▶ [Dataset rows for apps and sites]
• • • • •

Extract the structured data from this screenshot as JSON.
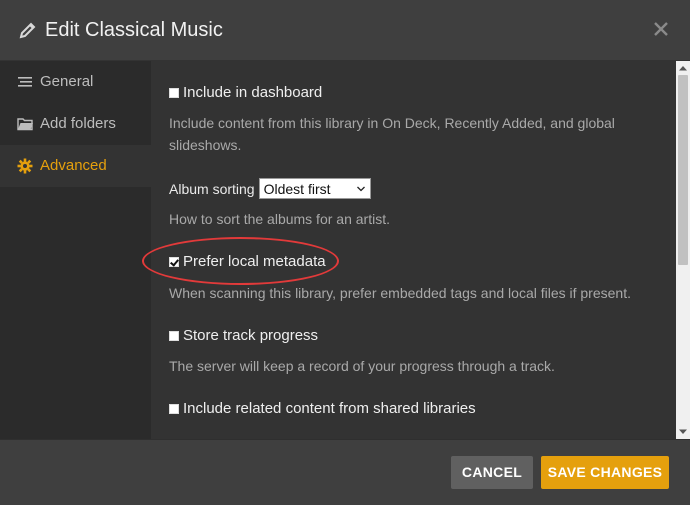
{
  "dialog": {
    "title": "Edit Classical Music",
    "icons": {
      "title": "pencil-icon",
      "close": "close-icon"
    }
  },
  "sidebar": {
    "items": [
      {
        "label": "General",
        "icon": "list-icon",
        "active": false
      },
      {
        "label": "Add folders",
        "icon": "folder-icon",
        "active": false
      },
      {
        "label": "Advanced",
        "icon": "gear-icon",
        "active": true
      }
    ]
  },
  "settings": {
    "include_dashboard": {
      "label": "Include in dashboard",
      "checked": false,
      "description": "Include content from this library in On Deck, Recently Added, and global slideshows."
    },
    "album_sorting": {
      "label": "Album sorting",
      "value": "Oldest first",
      "description": "How to sort the albums for an artist."
    },
    "prefer_local_metadata": {
      "label": "Prefer local metadata",
      "checked": true,
      "description": "When scanning this library, prefer embedded tags and local files if present."
    },
    "store_track_progress": {
      "label": "Store track progress",
      "checked": false,
      "description": "The server will keep a record of your progress through a track."
    },
    "include_related": {
      "label": "Include related content from shared libraries",
      "checked": false
    }
  },
  "footer": {
    "cancel_label": "CANCEL",
    "save_label": "SAVE CHANGES"
  },
  "colors": {
    "accent": "#e5a00d",
    "annotation": "#e23a3a",
    "background": "#3f3f3f",
    "sidebar": "#2b2b2b",
    "content": "#333333"
  }
}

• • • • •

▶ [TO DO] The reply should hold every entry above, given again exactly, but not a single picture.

▶ [EXERCISE SOLUTION]
Extract the structured data from this screenshot as JSON.
{
  "dialog": {
    "title": "Edit Classical Music",
    "icons": {
      "title": "pencil-icon",
      "close": "close-icon"
    }
  },
  "sidebar": {
    "items": [
      {
        "label": "General",
        "icon": "list-icon",
        "active": false
      },
      {
        "label": "Add folders",
        "icon": "folder-icon",
        "active": false
      },
      {
        "label": "Advanced",
        "icon": "gear-icon",
        "active": true
      }
    ]
  },
  "settings": {
    "include_dashboard": {
      "label": "Include in dashboard",
      "checked": false,
      "description": "Include content from this library in On Deck, Recently Added, and global slideshows."
    },
    "album_sorting": {
      "label": "Album sorting",
      "value": "Oldest first",
      "description": "How to sort the albums for an artist."
    },
    "prefer_local_metadata": {
      "label": "Prefer local metadata",
      "checked": true,
      "description": "When scanning this library, prefer embedded tags and local files if present."
    },
    "store_track_progress": {
      "label": "Store track progress",
      "checked": false,
      "description": "The server will keep a record of your progress through a track."
    },
    "include_related": {
      "label": "Include related content from shared libraries",
      "checked": false
    }
  },
  "footer": {
    "cancel_label": "CANCEL",
    "save_label": "SAVE CHANGES"
  },
  "colors": {
    "accent": "#e5a00d",
    "annotation": "#e23a3a",
    "background": "#3f3f3f",
    "sidebar": "#2b2b2b",
    "content": "#333333"
  }
}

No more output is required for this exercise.